From music to royalty now. This month in 1986 Prince Andrew married Sarah Ferguson in an opulent ceremony at Westminster Abbey. Shall I leave it at that? And for the second time Edinburgh hosted the Commonwealth Games. Only twenty-seven teams participated; thirty-two stayed away. It was a wide political boycott against Margaret Thatcher’s decision to keep the UK’s sporting links with apartheid South Africa. Sadly, this, and financial mismanagement resulted in the lowest turnout since Auckland in 1950. Hindsight is a wonderful thing on both counts, don’t you think?
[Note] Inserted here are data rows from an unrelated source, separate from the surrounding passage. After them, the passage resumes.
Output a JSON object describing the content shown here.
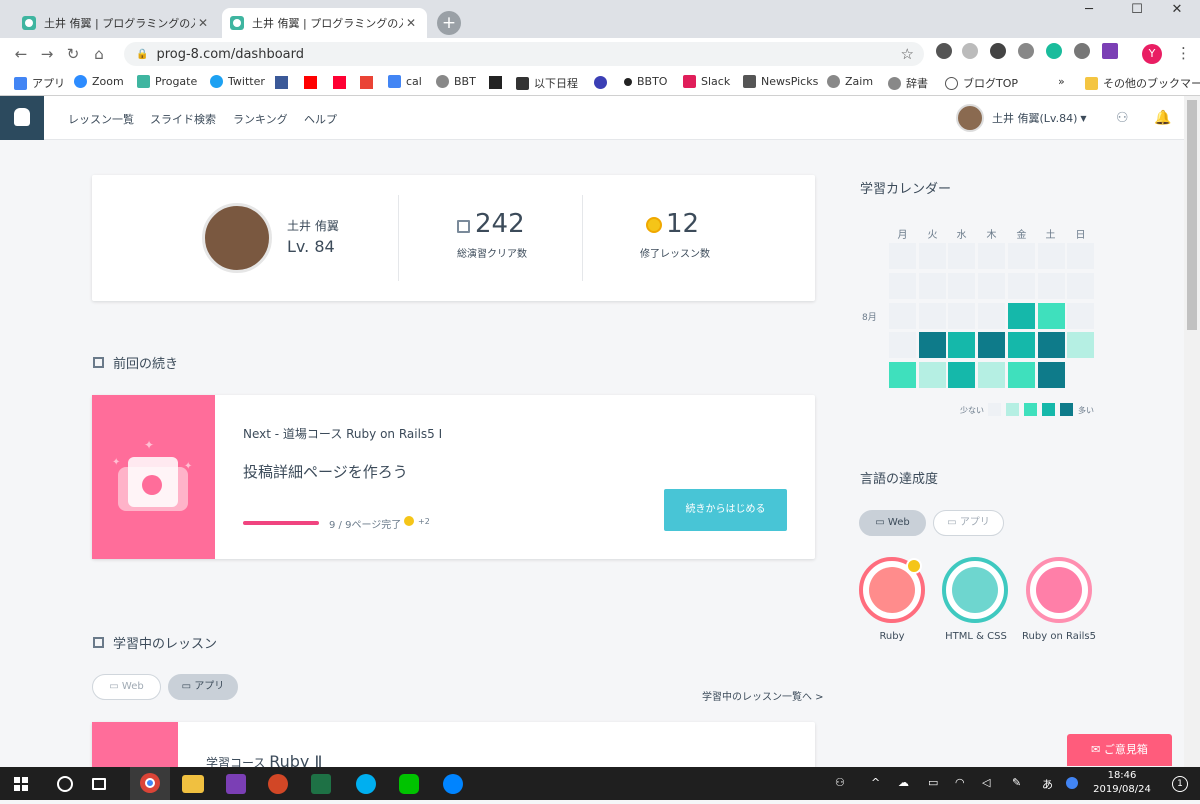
{
  "browser": {
    "tabs": [
      {
        "title": "土井 侑翼 | プログラミングの入門なら"
      },
      {
        "title": "土井 侑翼 | プログラミングの入門なら"
      }
    ],
    "url": "prog-8.com/dashboard",
    "profile_initial": "Y",
    "bookmarks": [
      "アプリ",
      "Zoom",
      "Progate",
      "Twitter",
      "cal",
      "BBT",
      "以下日程",
      "BBTO",
      "Slack",
      "NewsPicks",
      "Zaim",
      "辞書",
      "ブログTOP"
    ],
    "bookmark_more": "»",
    "other_bookmarks": "その他のブックマーク",
    "controls": {
      "minimize": "─",
      "maximize": "☐",
      "close": "✕",
      "back": "←",
      "forward": "→",
      "reload": "↻",
      "home": "⌂",
      "star": "☆"
    }
  },
  "site": {
    "nav": [
      "レッスン一覧",
      "スライド検索",
      "ランキング",
      "ヘルプ"
    ],
    "user_menu": "土井 侑翼(Lv.84)",
    "profile": {
      "name": "土井 侑翼",
      "level": "Lv. 84",
      "exercises_count": "242",
      "exercises_label": "総演習クリア数",
      "lessons_count": "12",
      "lessons_label": "修了レッスン数"
    },
    "continue": {
      "section_title": "前回の続き",
      "next": "Next - 道場コース Ruby on Rails5 Ⅰ",
      "lesson_title": "投稿詳細ページを作ろう",
      "progress_fraction": 1.0,
      "progress_text": "9 / 9ページ完了",
      "medal_bonus": "+2",
      "button": "続きからはじめる"
    },
    "learning": {
      "section_title": "学習中のレッスン",
      "tabs": [
        "Web",
        "アプリ"
      ],
      "link": "学習中のレッスン一覧へ >",
      "lesson_prefix": "学習コース",
      "lesson_name": "Ruby Ⅱ"
    },
    "calendar": {
      "title": "学習カレンダー",
      "days": [
        "月",
        "火",
        "水",
        "木",
        "金",
        "土",
        "日"
      ],
      "month": "8月",
      "legend_less": "少ない",
      "legend_more": "多い",
      "levels": [
        [
          0,
          0,
          0,
          0,
          0,
          0,
          0
        ],
        [
          0,
          0,
          0,
          0,
          0,
          0,
          0
        ],
        [
          0,
          0,
          0,
          0,
          3,
          2,
          0
        ],
        [
          0,
          4,
          3,
          4,
          3,
          4,
          1
        ],
        [
          2,
          1,
          3,
          1,
          2,
          4,
          null
        ]
      ],
      "colors": [
        "#eef1f5",
        "#b5efe3",
        "#3fe0bd",
        "#15b8aa",
        "#0e7b8a"
      ]
    },
    "achievement": {
      "title": "言語の達成度",
      "tabs": [
        "Web",
        "アプリ"
      ],
      "languages": [
        "Ruby",
        "HTML & CSS",
        "Ruby on Rails5"
      ]
    },
    "feedback_button": "ご意見箱"
  },
  "taskbar": {
    "time": "18:46",
    "date": "2019/08/24",
    "ime": "あ",
    "notif_count": "1"
  }
}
After three months since its launch, the brand new musical Time was still attracting eager punters at the Dominion Theatre in London’s West End. By all accounts, the theatre was gutted and refurbished to accommodate a huge steel set complete with a hydraulic lift. Our Cliff Richard played the starring role of Chris Wilder, later replaced by David Cassidy, while Laurence Olivier was a hologram as Akash, The Ultimate Word In Truth. It was one of those time travel musicals that relied on special effects to entertain their audiences, and was described in the promotional blurb as being the right time to “examine Earth’s people to determine what role they will play in universal peace.” It was left to Chris and his group to defend their planet. All a bit pie-in-the-sky but nonetheless the musical ran for two years, despite critics saying “…it’s like a science fiction Sunday school lesson….tourists with little English will be enraptured.” Who reads reviews anyhow, apart from the contributing actors who, back in the day, used to rush to the nearest news vendor to grab the first editions to check if their star was still shining in print. Nowadays, they simply click an icon on their mobiles. The downside to this of course, is they can’t cut out the reviews and paste them in a scrapbook. And my scrapbooks were legendary!
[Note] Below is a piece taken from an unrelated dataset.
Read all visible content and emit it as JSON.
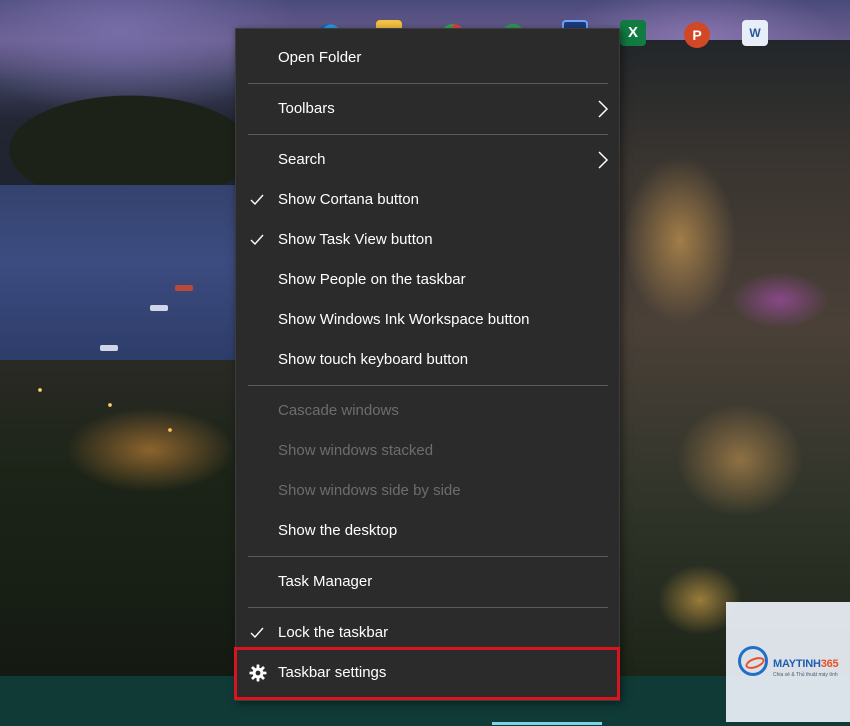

From theatre to cinema. It was one of the first scary, scary, scary movies I actually sat through although admit to covering my eyes on more than one occasion. What is it? Aliens! This science fiction extravaganza was written and produced by the mighty-talented James Cameron whose Avatar and Titanic are the second and third biggest-grossing films of all time. Sigourney Weaver had the starring role as Ellen Ripley and, my, wasn’t she brilliantly believable. Known simply as Ripley, the role remains Sigourney’s most famous as she portrayed a significant female protagonist on the cinema screen. Joining her were forklift power-loader exoskeletons, aliens in all their gruesome disguises, face huggers in containment tanks, a terra-forming colony of biological weapons, and a host of creatures that made you jump and squeal. Aliens was soooo unique that it was globally acclaimed by critics who jumped up and down with glee – “a flaming, flashing, crashing, crackling blow-’em-up show”. And more, including – “a technically awesome blend of the horror, sci-fi and service-comedy genres”, “the second best action movie of all time behind Diehard” and so on. As was to be expected, the film was showered with honours and awards, before it went on to gross $183.3 million.

On that note, I’ll leave you to enjoy the weekend sunshine as we continue to tentatively step into a new normal world. I’ll be back next month, so it would be great if you could join me for a quick visit into a decade yet to be decided. Cranking up the Tardis now!

Sharon Davis